“I'm having someone with a forensics background look at this, and I intend to pursue this further, now that these questions have been raised,” she told WND, pointing to alleged discrepancies in the autopsy report.
Does she believe the Clintons were involved?
“I do have suspicions,” Willey said, “yes.”
Willey also asserts that after failing to appear at a September 5 court date, Hsu “boarded the California Zephyr, a passenger train that stops in Denver en route to Chicago. As his train rolled through Colorado, Hsu fell ill and Amtrak personnel called paramedics. Hospitalized for a few days, Hsu was taken into custody and finally, to jail. Meanwhile, a few Hsu acquaintances received explicit suicide notes, allegedly signed by Norman Hsu and mailed about the time he got sick.” In fact, The New York Times reported September 22 that according to Hsu's lawyer, James J. Brosnahan, Hsu “had taken an overdose of sleeping pills, which led to his hospitalization.” Further, according to an October 18 New York Daily News article, “Hsu's effort to kill himself is detailed in court papers obtained Wednesday by The News.

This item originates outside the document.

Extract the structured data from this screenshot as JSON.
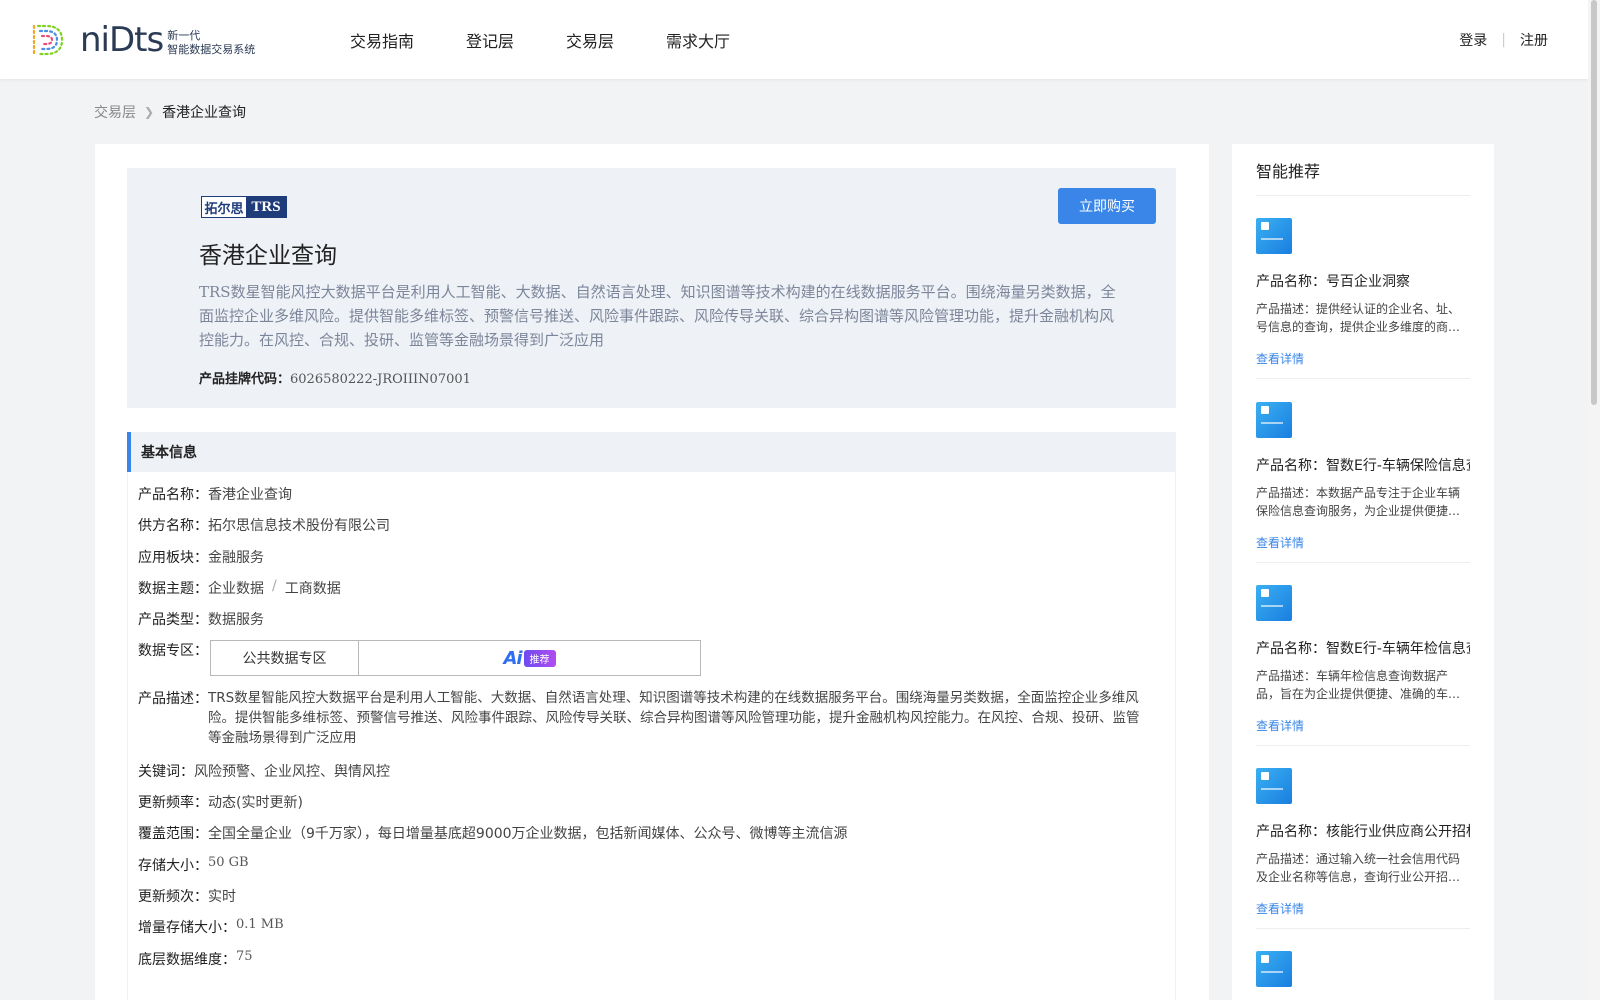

The 'excessive number of over-the-counter pills' eventually led Hsu's kidneys to fail and induced severe delirium.” Willey goes on to claim that the “questions” surrounding Hsu's suicide attempt “echo -- precisely -- the many lingering concerns about the Clinton's fundraising irregularities, 'irregularities' that may well have involved my husband and even his death.” From Page 240:
Hsu boarded the California Zephyr, a passenger train that stops in Denver en route to Chicago. As his train rolled through Colorado, Hsu fell ill and Amtrak personnel called paramedics. Hospitalized for a few days, Hsu was taken into custody and finally, to jail. Meanwhile, a few Hsu acquaintances received explicit suicide notes, allegedly signed by Norman Hsu and mailed about the time he got sick. A few days later, since Hsu had forfeited a measly $2 million bail just a week earlier, the Colorado prosecutor asked for $50 million bail saying, “It seems like Monopoly money at this point.” The judge set bail at $5 million.
In an effort to distance herself from Hsu's tangled web, Hillary pledged to return $850,000 of Hsu's donations. However, a campaign spokesman said the individual contributors could make new donations. “We will accept their contributions and ask them to confirm for our records that they are from their own personal fund,” Howard Wolfson wrote in an e-mail.
But the Clintons' possible involvement doesn't end there. Many questions remain regarding Hillary's fundraising efforts. Did Hsu break laws to raise more than a million dollars for Hillary and other Democrats? What did Hillary or her staff know about his activities and when did they know it? How did Hsu finance the $2 million bail that he forfeited? And did he really intend to commit suicide?
The questions don't surprise me. They echo -- precisely -- the many lingering concerns about the Clinton's fundraising irregularities, “irregularities” that may well have involved my husband and even his death.